I’d like to say more about the music Édouard does actually play (or rather ‘act’) since a professional musician’s hands double for him. I’m not knowledgeable enough about classical music to comment (I believe it is Chopin) but I do know that Becker himself was a jazz fan and he uses musical taste as one of his weapons in skewering the wealthy patrons here. They listen to Édouard’s playing politely and applaud appropriately but later we see them dancing enthusiastically to the kind of dance music Édouard (and Becker) despise. To add further indignity Becker introduces an American played by William Tubbs. Tubbs was an actor in several French and Italian films in this period. Here he speaks French with a terrible accent but proves to be much more perceptive about Edouard’s talent than the others.
I enjoyed this film very much, particularly the playing of the two leads and the fluidity and choreography of the camera work and direction. The DVD (I think there is also a Blu-ray) has two other extras as well as Ginette Vincendeau’s excellent introduction. One is a long and detailed interview with Annette Wademant, Ann Vernon and Daniel Gélin much later from French TV. The interview, full of details about the production was part of a TV broadcast of the film. What a marvellous idea. Why have we never had such detailed coverage of film in the UK? Finally there is an interview with Becker himself in which he talks about his love of jazz and discusses his satire on those who don’t understand the music. I was prompted to watch the film after watching Bertrand Tavernier’s A Journey Through French Cinema (France 2016). Tavernier tells us that the first film he remembers seeing as a child was by Becker and that several years later as a teenager in the 1950s he began to realise that Becker was one of the greatest French directors. Tavernier’s analysis of Becker’s work is fascinating and has encouraged me to search out more of Becker’s work. He emphasises that Becker was one of the first French male directors to present women as central characters in their own right – something Ginette also discusses, suggesting that Édouard et Caroline suffered in the eyes of critics, partly because its mix of comedy and romance was taken less seriously than ‘masculine’ genre films.

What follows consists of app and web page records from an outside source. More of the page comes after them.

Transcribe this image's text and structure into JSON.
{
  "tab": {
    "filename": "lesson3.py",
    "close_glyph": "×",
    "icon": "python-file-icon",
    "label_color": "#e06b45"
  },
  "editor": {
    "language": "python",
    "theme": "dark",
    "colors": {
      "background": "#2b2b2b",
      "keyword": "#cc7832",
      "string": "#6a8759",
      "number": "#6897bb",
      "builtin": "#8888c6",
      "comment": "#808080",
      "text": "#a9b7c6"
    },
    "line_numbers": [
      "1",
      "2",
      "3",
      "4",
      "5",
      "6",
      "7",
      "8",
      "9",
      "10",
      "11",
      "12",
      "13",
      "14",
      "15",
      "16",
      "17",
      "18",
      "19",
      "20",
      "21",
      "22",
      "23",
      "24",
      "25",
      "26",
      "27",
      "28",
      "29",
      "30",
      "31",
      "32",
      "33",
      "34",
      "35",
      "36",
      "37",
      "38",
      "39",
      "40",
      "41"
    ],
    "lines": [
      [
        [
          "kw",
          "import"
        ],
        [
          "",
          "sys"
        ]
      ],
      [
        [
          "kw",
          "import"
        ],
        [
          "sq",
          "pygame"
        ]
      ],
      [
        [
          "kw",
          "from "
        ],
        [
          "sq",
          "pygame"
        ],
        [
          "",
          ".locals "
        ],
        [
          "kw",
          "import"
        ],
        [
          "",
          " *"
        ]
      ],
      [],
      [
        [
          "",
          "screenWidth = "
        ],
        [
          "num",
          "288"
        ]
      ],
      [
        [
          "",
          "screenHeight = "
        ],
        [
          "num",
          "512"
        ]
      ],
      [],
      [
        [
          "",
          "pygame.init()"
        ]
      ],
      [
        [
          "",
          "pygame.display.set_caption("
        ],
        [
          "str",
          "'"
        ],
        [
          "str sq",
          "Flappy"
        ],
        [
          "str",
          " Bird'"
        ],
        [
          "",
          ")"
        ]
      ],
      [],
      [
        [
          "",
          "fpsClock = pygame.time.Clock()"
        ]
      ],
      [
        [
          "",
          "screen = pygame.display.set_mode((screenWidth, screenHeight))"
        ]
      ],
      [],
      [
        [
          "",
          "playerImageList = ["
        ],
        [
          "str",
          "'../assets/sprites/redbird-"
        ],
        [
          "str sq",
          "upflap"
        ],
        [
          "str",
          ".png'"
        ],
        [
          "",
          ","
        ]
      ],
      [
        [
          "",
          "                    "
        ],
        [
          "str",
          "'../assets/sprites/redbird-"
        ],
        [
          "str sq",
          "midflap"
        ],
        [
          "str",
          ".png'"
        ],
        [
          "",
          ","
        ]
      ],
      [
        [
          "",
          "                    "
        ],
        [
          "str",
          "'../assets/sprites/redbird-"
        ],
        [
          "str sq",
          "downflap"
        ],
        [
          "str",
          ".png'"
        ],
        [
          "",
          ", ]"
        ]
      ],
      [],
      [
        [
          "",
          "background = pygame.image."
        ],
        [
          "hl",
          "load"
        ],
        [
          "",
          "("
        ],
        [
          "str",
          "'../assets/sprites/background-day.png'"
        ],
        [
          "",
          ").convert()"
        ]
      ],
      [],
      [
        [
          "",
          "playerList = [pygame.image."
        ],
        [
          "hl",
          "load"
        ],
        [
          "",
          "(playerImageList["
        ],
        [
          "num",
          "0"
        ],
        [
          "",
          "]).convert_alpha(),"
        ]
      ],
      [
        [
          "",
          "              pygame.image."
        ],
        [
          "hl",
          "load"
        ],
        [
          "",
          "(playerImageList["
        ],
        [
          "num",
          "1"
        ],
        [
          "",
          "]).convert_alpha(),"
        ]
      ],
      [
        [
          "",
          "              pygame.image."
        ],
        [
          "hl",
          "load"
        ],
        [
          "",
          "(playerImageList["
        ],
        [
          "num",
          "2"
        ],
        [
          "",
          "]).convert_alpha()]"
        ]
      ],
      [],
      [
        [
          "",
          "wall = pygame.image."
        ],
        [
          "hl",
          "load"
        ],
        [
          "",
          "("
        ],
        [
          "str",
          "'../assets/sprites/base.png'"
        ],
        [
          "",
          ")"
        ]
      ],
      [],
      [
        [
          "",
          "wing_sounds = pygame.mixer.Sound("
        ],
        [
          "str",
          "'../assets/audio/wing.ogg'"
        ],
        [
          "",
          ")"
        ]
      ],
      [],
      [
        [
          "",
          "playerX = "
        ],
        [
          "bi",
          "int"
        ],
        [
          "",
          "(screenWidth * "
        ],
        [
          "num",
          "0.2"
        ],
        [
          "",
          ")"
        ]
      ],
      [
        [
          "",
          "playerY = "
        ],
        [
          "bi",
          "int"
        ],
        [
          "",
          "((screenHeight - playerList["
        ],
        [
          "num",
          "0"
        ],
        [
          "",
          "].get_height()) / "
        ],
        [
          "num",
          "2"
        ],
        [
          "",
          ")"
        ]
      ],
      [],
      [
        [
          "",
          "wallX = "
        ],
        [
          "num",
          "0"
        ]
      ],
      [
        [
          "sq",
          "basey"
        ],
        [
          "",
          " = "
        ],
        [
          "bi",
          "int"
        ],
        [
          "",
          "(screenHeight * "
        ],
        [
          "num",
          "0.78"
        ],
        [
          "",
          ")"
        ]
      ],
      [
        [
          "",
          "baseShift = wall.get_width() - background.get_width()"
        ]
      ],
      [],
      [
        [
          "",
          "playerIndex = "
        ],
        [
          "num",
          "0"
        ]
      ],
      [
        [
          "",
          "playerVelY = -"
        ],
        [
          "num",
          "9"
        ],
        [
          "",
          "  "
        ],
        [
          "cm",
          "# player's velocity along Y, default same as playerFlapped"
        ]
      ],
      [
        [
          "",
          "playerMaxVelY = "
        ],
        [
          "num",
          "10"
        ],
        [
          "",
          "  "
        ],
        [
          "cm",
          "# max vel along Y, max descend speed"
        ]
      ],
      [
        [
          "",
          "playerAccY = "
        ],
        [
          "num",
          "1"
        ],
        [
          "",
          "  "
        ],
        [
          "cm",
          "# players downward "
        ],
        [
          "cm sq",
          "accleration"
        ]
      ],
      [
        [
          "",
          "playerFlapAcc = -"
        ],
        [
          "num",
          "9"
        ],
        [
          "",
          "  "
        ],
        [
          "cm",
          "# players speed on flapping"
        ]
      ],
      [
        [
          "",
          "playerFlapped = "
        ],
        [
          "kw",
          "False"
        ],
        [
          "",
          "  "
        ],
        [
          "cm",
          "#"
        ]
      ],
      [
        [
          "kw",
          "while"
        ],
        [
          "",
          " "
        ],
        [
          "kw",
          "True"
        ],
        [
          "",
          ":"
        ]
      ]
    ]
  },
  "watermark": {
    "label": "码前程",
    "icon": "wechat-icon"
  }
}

Here’s a very short trail for the film from French TV which allows you to meet William Tubbs and to see Caroline’s dress after her modifications: